The best score I made while base housing shopping was a five hundred-dollar ammo crate. Some one had tossed it right out on the sidewalk close to my house. I thought that with a little paint it would make an excellent coffee table for my outside patio. My neighbor stood guard over my treasure while I ran home to get my car so we could load it up. In my excitement and fear that someone may walk by and snatch my find from me, I squealed wheels as I backed my car out of the driveway. My mind already imagining the glorious potential of my soon to be rustic armoire, I promptly slammed into my neighbor’s car parked on the other side of the street. Even with my bumper dragging behind me I still managed to roll 100 more feet down the block to seize my prize. The total damaged to both vehicles came to $500 hence the name of my now infamous piece of lawn furniture.

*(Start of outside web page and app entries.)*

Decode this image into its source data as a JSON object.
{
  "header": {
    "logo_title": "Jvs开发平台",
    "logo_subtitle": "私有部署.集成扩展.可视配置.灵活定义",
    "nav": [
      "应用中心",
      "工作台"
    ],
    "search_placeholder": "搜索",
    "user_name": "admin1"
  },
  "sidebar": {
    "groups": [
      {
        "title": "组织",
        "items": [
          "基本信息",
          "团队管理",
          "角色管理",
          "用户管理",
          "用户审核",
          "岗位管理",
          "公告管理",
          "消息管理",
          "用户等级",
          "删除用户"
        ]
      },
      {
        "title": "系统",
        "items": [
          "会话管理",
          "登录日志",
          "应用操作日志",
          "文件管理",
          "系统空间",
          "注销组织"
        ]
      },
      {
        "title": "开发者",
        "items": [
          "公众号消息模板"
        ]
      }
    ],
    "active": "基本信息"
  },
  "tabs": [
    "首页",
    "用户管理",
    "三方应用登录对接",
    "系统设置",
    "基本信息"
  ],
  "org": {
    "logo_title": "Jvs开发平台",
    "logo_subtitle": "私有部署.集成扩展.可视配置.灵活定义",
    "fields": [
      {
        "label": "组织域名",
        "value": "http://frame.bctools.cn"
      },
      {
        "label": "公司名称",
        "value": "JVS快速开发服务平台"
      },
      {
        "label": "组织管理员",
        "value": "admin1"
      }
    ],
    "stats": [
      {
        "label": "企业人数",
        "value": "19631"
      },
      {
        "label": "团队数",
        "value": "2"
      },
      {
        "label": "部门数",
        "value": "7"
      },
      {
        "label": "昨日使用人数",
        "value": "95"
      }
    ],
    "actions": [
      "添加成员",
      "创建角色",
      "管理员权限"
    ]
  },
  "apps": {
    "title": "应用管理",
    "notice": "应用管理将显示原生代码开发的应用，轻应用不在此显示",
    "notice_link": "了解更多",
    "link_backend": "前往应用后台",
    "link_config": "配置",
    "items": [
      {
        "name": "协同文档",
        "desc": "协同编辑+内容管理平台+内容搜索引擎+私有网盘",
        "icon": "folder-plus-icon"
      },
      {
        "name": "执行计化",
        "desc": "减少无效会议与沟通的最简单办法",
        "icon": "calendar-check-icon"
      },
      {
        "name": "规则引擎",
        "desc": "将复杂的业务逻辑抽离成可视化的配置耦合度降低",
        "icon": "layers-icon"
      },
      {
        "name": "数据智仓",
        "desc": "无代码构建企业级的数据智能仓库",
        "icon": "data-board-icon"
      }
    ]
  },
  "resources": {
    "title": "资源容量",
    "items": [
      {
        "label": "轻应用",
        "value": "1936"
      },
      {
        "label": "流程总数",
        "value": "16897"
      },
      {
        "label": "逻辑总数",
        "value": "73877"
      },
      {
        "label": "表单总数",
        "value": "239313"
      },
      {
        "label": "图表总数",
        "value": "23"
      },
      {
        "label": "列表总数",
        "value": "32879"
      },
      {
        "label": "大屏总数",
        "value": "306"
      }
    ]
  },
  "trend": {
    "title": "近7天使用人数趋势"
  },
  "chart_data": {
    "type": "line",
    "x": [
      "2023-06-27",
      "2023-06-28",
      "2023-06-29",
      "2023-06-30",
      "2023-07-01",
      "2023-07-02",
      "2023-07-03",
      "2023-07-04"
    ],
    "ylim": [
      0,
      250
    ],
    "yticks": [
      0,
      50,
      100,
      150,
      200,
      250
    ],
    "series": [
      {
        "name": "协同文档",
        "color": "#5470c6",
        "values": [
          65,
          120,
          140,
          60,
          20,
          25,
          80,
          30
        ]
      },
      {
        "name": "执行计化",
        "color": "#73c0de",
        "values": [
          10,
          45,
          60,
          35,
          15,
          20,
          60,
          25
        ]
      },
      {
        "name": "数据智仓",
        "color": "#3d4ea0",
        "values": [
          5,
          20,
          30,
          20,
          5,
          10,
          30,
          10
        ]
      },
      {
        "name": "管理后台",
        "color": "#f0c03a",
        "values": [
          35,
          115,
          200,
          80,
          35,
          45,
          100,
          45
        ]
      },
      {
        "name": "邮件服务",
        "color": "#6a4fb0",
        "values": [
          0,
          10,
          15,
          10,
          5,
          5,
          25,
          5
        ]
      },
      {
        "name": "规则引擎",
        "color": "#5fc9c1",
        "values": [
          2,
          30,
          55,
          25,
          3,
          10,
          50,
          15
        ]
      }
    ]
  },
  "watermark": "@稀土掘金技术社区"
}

When my husband called from Iraq, I told him about my new way to get a true military discount by shopping on base. To my great surprise he was not as impressed with my shopping ingenuity as I was. I tried to tell him that these yard treasure were parting gifts from our PCSing neighbors. He informed me that it could be illegal and at the very least it was below his moral expectation of me. He also did not think that an old beat up ammo crate was worth five hundred dollars. I had to explain the true reason behind the five hundred-dollar cost. I could feel the steam coming out of his ears through the ear piece on the phone. He told me to get a grip and go back to shopping at Wal-Mart. I discovered the hard way that facing stranger’s questions might be easier than facing my husband’s wrath. But sometimes in the far reaches of the night, I still catch myself in strange neighborhoods cruising for discarded loveseats.